What does it mean to “accept Christ”? What are we asking a person to do?
Traditionally, this has involved believing as true certain things about Jesus: that he is the Son of God and, thus, divine himself; that he was born of a virgin; that he died on the cross for our sins and was resurrected from the dead; and that he is returning to earth in victory over the forces of evil.
I call these data points about Jesus, and they are pretty consistent throughout Christianity as at least the minimum that a person needs to know and believe in order to be saved.
These data points are the ones covered in the historical creeds and confessions of faith.
Noticeably absent from many of these creeds and confessions are Jesus’ teachings about loving your enemies, putting down swords, loving and including sinners into your community of faith, justice for the poor and oppressed, and equality for women and foreigners, although they are central to his teachings and the way he lived his life.
Early Christians, however, understood that the data points were shorthand for all of these things.
Thus, when they accepted the data points, they understood that they were accepting a way of life that was characterized by nonviolent confrontation with the powers that regularly oppress the poor, women and children, foreigners and ethnic minorities, a life that will lead to much suffering and persecution and perhaps even death, but which will be vindicated by resurrection and life in God’s earthly kingdom.
We have lost much of that understanding. For instance, for Christians to call Jesus “son of God” is a way to indicate his divinity, but to the Israelites of Jesus’ day a “son of God” is simply a person who has a close relationship with God.
In Egyptian, Greek and Roman societies, however, it did indicate a divine relationship with the gods. In particular, Caesar Augustus was declared to be “son of God.”
Thus, the gospel writers were challenging Augustus and his way of ruling with Jesus and his way of ruling.
Augustus ruled with violence. He brought peace to a land by conquering and occupying the land, exploiting the weak, demanding taxes and tribute from those who barely had enough to survive. Pretty much the opposite of Jesus.
The earliest Christians knew that when they accepted Jesus as the son of God, they were repudiating Augustus and his way while receiving Jesus’ way as their own. And this is true of all the other data points about Jesus.
Jesus’ conception by the Holy Spirit and birth by the virgin Mary was also a challenge to the supremacy of Augustus’ way.
Jesus’ refusal to pick up a sword and acceptance of the cross showed that he would stand up for the poor and weak against the powers that be and was willing to die in his commitment to nonviolence.
And his resurrection vindicated this way of life.
The earliest Christians knew this and their lives reflected their acceptance of Jesus.
They cared for the poor and the sick, they refused to participate in Caesar’s wars, they were persecuted for not believing Caesar was a god and for being unpatriotic and disloyal to Rome.

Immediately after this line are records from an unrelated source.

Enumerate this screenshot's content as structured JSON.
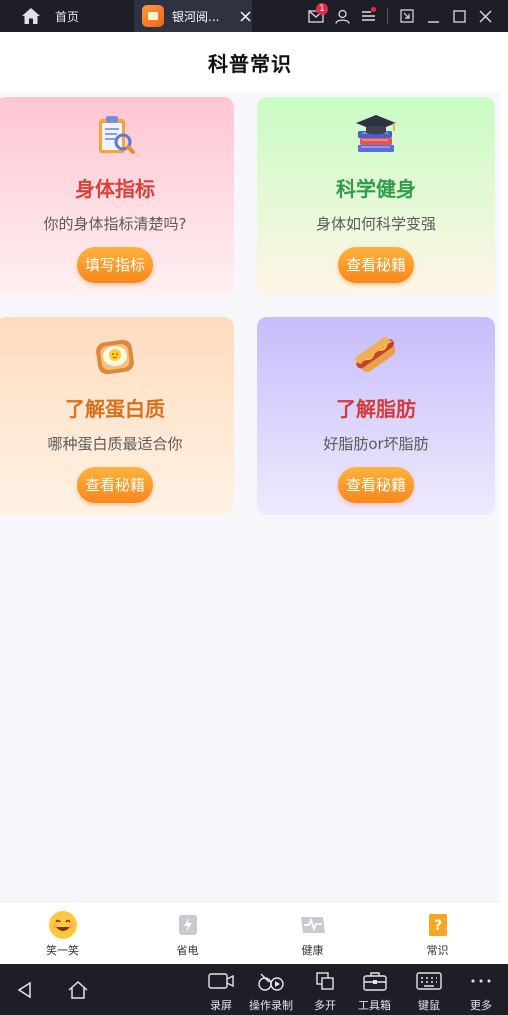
{
  "emulator_top": {
    "home_label": "首页",
    "tab_label": "银河阅...",
    "notification_count": "1"
  },
  "app": {
    "title": "科普常识",
    "cards": [
      {
        "title": "身体指标",
        "subtitle": "你的身体指标清楚吗?",
        "button": "填写指标",
        "title_color": "#d8423c",
        "icon": "clipboard-icon"
      },
      {
        "title": "科学健身",
        "subtitle": "身体如何科学变强",
        "button": "查看秘籍",
        "title_color": "#2f9d4b",
        "icon": "books-graduation-cap-icon"
      },
      {
        "title": "了解蛋白质",
        "subtitle": "哪种蛋白质最适合你",
        "button": "查看秘籍",
        "title_color": "#d9711a",
        "icon": "egg-toast-icon"
      },
      {
        "title": "了解脂肪",
        "subtitle": "好脂肪or坏脂肪",
        "button": "查看秘籍",
        "title_color": "#d23c3c",
        "icon": "hotdog-icon"
      }
    ],
    "bottom_nav": [
      {
        "label": "笑一笑",
        "icon": "smile-emoji-icon",
        "active": false
      },
      {
        "label": "省电",
        "icon": "battery-save-icon",
        "active": false
      },
      {
        "label": "健康",
        "icon": "heartbeat-icon",
        "active": false
      },
      {
        "label": "常识",
        "icon": "question-book-icon",
        "active": true
      }
    ]
  },
  "emulator_bottom": {
    "tools": [
      {
        "label": "录屏",
        "icon": "screen-record-icon"
      },
      {
        "label": "操作录制",
        "icon": "macro-record-icon"
      },
      {
        "label": "多开",
        "icon": "multi-instance-icon"
      },
      {
        "label": "工具箱",
        "icon": "toolbox-icon"
      },
      {
        "label": "键鼠",
        "icon": "keyboard-icon"
      },
      {
        "label": "更多",
        "icon": "more-icon"
      }
    ]
  },
  "colors": {
    "accent_orange": "#f7871d",
    "emulator_bar": "#1e1f26",
    "badge_red": "#e8274b"
  }
}
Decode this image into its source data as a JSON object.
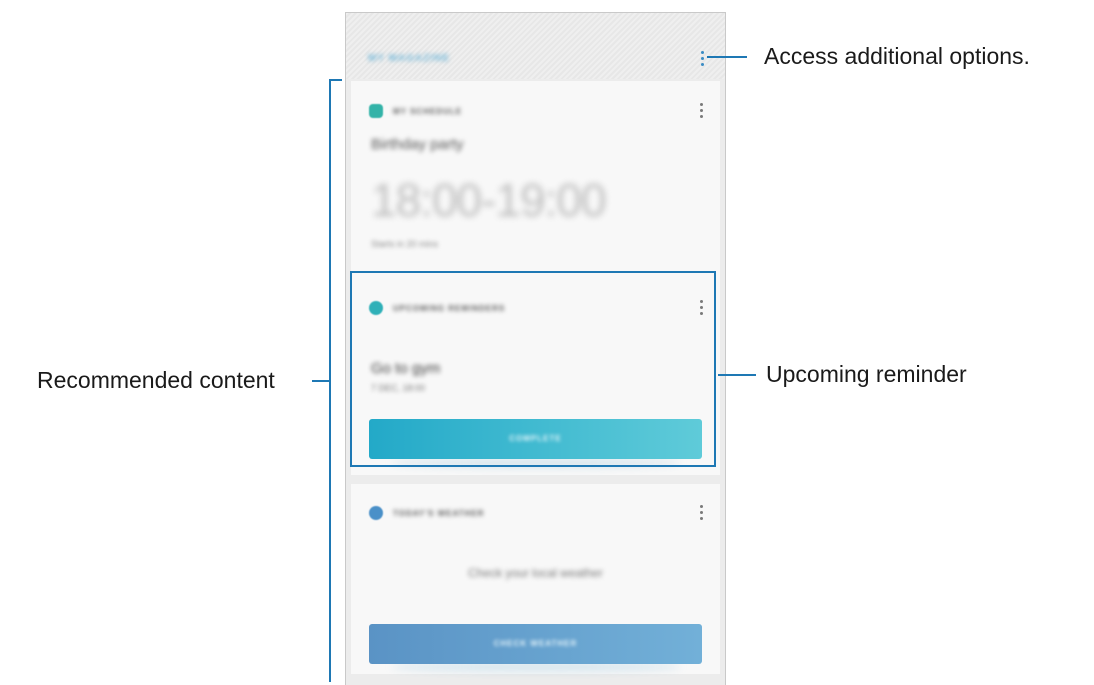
{
  "topbar": {
    "title": "MY MAGAZINE"
  },
  "cards": {
    "schedule": {
      "label": "MY SCHEDULE",
      "event_title": "Birthday party",
      "event_time": "18:00-19:00",
      "event_sub": "Starts in 20 mins"
    },
    "reminder": {
      "label": "UPCOMING REMINDERS",
      "title": "Go to gym",
      "subtitle": "7 DEC, 18:00",
      "button": "COMPLETE"
    },
    "weather": {
      "label": "TODAY'S WEATHER",
      "text": "Check your local weather",
      "button": "CHECK WEATHER"
    }
  },
  "callouts": {
    "options": "Access additional options.",
    "reminder": "Upcoming reminder",
    "recommended": "Recommended content"
  },
  "colors": {
    "accent": "#1e78b4",
    "complete_button": "#23a9c8",
    "weather_button": "#5a93c5"
  }
}
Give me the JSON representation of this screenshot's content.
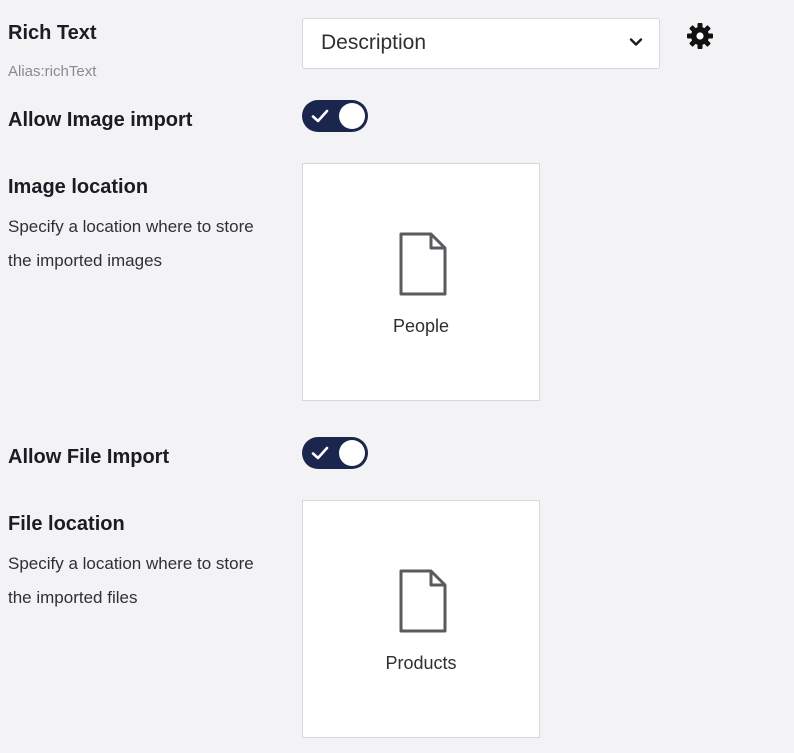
{
  "rich_text": {
    "label": "Rich Text",
    "alias": "Alias:richText",
    "selected_value": "Description",
    "chevron_icon": "chevron-down-icon",
    "settings_icon": "gear-icon"
  },
  "allow_image_import": {
    "label": "Allow Image import",
    "enabled": true
  },
  "image_location": {
    "label": "Image location",
    "description": "Specify a location where to store the imported images",
    "node_name": "People",
    "node_icon": "document-icon"
  },
  "allow_file_import": {
    "label": "Allow File Import",
    "enabled": true
  },
  "file_location": {
    "label": "File location",
    "description": "Specify a location where to store the imported files",
    "node_name": "Products",
    "node_icon": "document-icon"
  },
  "colors": {
    "accent": "#1b264f",
    "background": "#f3f3f5",
    "card": "#ffffff"
  }
}
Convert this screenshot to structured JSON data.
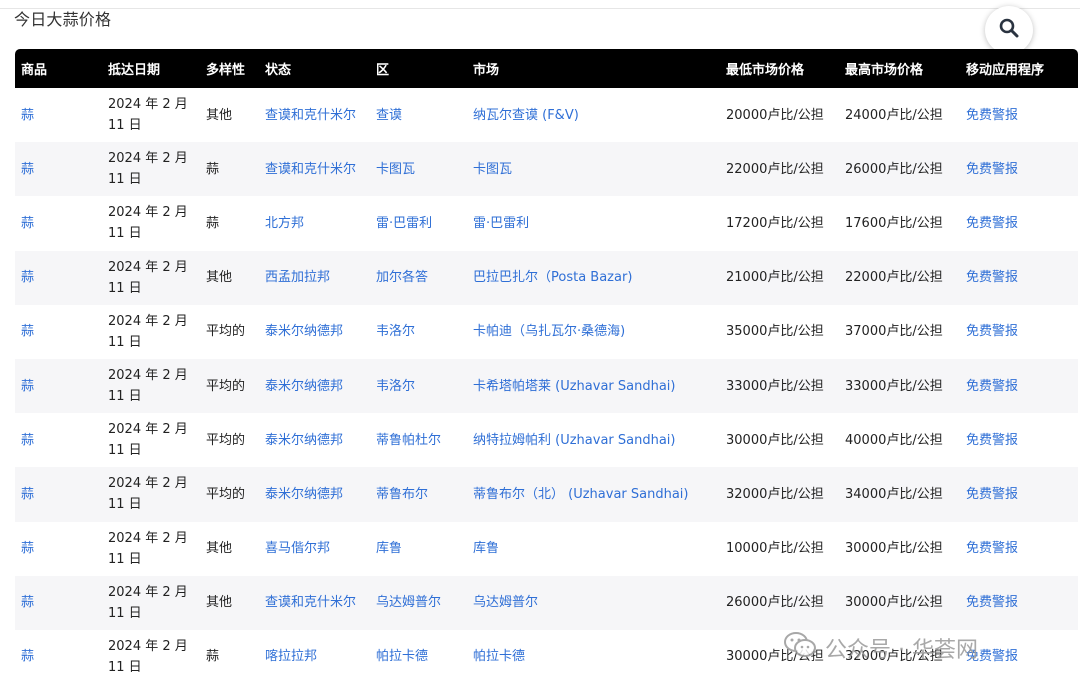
{
  "page": {
    "title": "今日大蒜价格"
  },
  "search": {
    "icon": "search-icon"
  },
  "table": {
    "headers": [
      "商品",
      "抵达日期",
      "多样性",
      "状态",
      "区",
      "市场",
      "最低市场价格",
      "最高市场价格",
      "移动应用程序"
    ],
    "rows": [
      [
        "蒜",
        "2024 年 2 月 11 日",
        "其他",
        "查谟和克什米尔",
        "查谟",
        "纳瓦尔查谟 (F&V)",
        "20000卢比/公担",
        "24000卢比/公担",
        "免费警报"
      ],
      [
        "蒜",
        "2024 年 2 月 11 日",
        "蒜",
        "查谟和克什米尔",
        "卡图瓦",
        "卡图瓦",
        "22000卢比/公担",
        "26000卢比/公担",
        "免费警报"
      ],
      [
        "蒜",
        "2024 年 2 月 11 日",
        "蒜",
        "北方邦",
        "雷·巴雷利",
        "雷·巴雷利",
        "17200卢比/公担",
        "17600卢比/公担",
        "免费警报"
      ],
      [
        "蒜",
        "2024 年 2 月 11 日",
        "其他",
        "西孟加拉邦",
        "加尔各答",
        "巴拉巴扎尔（Posta Bazar)",
        "21000卢比/公担",
        "22000卢比/公担",
        "免费警报"
      ],
      [
        "蒜",
        "2024 年 2 月 11 日",
        "平均的",
        "泰米尔纳德邦",
        "韦洛尔",
        "卡帕迪（乌扎瓦尔·桑德海)",
        "35000卢比/公担",
        "37000卢比/公担",
        "免费警报"
      ],
      [
        "蒜",
        "2024 年 2 月 11 日",
        "平均的",
        "泰米尔纳德邦",
        "韦洛尔",
        "卡希塔帕塔莱 (Uzhavar Sandhai)",
        "33000卢比/公担",
        "33000卢比/公担",
        "免费警报"
      ],
      [
        "蒜",
        "2024 年 2 月 11 日",
        "平均的",
        "泰米尔纳德邦",
        "蒂鲁帕杜尔",
        "纳特拉姆帕利 (Uzhavar Sandhai)",
        "30000卢比/公担",
        "40000卢比/公担",
        "免费警报"
      ],
      [
        "蒜",
        "2024 年 2 月 11 日",
        "平均的",
        "泰米尔纳德邦",
        "蒂鲁布尔",
        "蒂鲁布尔（北） (Uzhavar Sandhai)",
        "32000卢比/公担",
        "34000卢比/公担",
        "免费警报"
      ],
      [
        "蒜",
        "2024 年 2 月 11 日",
        "其他",
        "喜马偕尔邦",
        "库鲁",
        "库鲁",
        "10000卢比/公担",
        "30000卢比/公担",
        "免费警报"
      ],
      [
        "蒜",
        "2024 年 2 月 11 日",
        "其他",
        "查谟和克什米尔",
        "乌达姆普尔",
        "乌达姆普尔",
        "26000卢比/公担",
        "30000卢比/公担",
        "免费警报"
      ],
      [
        "蒜",
        "2024 年 2 月 11 日",
        "蒜",
        "喀拉拉邦",
        "帕拉卡德",
        "帕拉卡德",
        "30000卢比/公担",
        "32000卢比/公担",
        "免费警报"
      ]
    ]
  },
  "watermark": {
    "text": "公众号 · 华荟网"
  },
  "colors": {
    "link": "#2f6fd6",
    "header_bg": "#000000",
    "row_alt": "#f6f6f8"
  }
}
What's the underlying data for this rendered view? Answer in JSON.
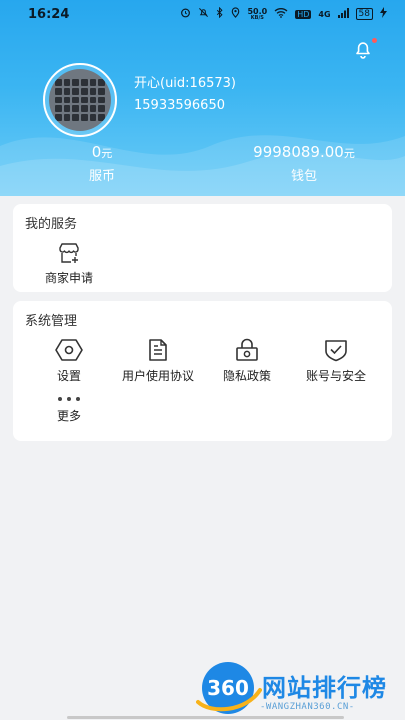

They accepted not only the data points, but also the larger message that the data pointed to. We have lost much of that.
There are Christians who accept the data points about Jesus and yet reject his teaching.
They still advocate violence toward enemies, do little to help the poor, favor discrimination against foreigners and minorities, and exclude particular sinners from their faith communities.
If I sound judgmental, let me be clear: I was one of those Christians. That is the faith I was raised in. Maybe you were too.
The more I studied the teachings of Jesus, the more I realized that accepting the data points is useless unless I accept what they are pointing toward.
It’s a much harder way of being a Christian, but for me at least, it’s the only way.
Larry Eubanks is the pastor of First Baptist Church of Frederick, Maryland. A version of this article first appeared on his website and is used with permission. You can follow him on Twitter @EubanksLarry.
Pastor of First Baptist Church of Frederick, Maryland.